Earlier this year in the New England Journal of Medicine, Dr. Ranjana Srivastava, a medical oncologist and internist in Melbourne, Australia, wrote of his experiences tutoring foreign medical graduates, who are trying to obtain a medical credential in Australia. It's a moving description of foreign doctors' plight. Srivastava acknowledges the overwhelming cultural disadvantages the doctors face in crossing the "bridge" to standard Western practice. "I have observed over the years that most foreign doctors receive little encouragement, advice, or collegiality from a medical hierarchy engrossed in its own needs," he writes. And some days, he confesses, "their needs are much larger than I had ever imagined or feel equipped to handle.". . . .
In 2005, British Medical Association chairman James Johnson described the siphoning off of African-trained physicians to the U.K. as morally indefensible, as reported by the BBC. The examples are startling. In Zambia, only 50 out of 600 doctors trained since independence are still practicing in the country. Three-quarters of Zimbabwe's doctors have left since the early 1990s. More than half of all Ghana's doctors have left the country. Yes, our primary concern is providing adequate medical care in the U.S.. But we also need to be aware of how our solutions create shortages elsewhere and have obvious global implications.

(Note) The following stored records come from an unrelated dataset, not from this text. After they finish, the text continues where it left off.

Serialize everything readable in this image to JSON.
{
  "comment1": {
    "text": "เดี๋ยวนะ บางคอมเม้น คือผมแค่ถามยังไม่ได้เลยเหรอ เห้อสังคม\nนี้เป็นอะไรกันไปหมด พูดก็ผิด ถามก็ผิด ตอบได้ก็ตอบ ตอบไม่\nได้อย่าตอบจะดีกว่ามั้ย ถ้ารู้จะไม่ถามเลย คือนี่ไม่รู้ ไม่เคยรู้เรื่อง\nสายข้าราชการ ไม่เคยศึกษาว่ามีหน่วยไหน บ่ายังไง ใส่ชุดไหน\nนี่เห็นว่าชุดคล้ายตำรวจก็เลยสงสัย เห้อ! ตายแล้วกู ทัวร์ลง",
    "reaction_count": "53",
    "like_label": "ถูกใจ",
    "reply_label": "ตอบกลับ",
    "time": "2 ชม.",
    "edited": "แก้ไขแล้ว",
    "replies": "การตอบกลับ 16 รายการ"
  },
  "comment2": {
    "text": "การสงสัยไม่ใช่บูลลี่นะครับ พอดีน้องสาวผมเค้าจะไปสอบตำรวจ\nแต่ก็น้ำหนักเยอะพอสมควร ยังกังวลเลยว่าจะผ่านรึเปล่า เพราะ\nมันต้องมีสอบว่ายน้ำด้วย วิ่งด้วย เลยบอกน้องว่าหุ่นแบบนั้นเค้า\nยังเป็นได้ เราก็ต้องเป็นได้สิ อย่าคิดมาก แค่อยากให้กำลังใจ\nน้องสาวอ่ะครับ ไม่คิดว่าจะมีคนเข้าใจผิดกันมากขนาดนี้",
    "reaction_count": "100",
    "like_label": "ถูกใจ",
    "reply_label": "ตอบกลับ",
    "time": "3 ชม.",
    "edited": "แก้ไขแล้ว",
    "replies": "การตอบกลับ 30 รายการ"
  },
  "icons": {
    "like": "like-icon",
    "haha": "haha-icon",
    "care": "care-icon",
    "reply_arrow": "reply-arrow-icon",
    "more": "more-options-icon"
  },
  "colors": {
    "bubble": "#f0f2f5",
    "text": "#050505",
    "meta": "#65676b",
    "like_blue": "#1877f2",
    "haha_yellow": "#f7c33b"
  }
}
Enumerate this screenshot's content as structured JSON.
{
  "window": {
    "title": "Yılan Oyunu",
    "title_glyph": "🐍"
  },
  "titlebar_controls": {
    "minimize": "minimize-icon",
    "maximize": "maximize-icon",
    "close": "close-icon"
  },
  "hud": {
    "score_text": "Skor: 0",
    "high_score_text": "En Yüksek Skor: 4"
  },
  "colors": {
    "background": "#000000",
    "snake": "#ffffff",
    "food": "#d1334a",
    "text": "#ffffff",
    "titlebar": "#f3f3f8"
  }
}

In addition to how to best provide universal health coverage in the U.S., we need real debate about how we want our medicine to be delivered. Even if we were to arrive at a perfect solution, it would be six to eight years before these changes affected present primary care physician demographics. The answers aren't obvious and require real innovative thought. We need to restore family practice to a level of desirability that will attract the smart and the compassionate. Otherwise we can count on a dramatic rise in two-tier medicine, continuing geographic mal-distribution of medical care and an increasing reliance upon the physicians of other countries and lesser trained medical personnel to bail us out. Not a pretty picture and not a great stump speech for a political candidate, yet a brewing disaster we cannot continue to ignore.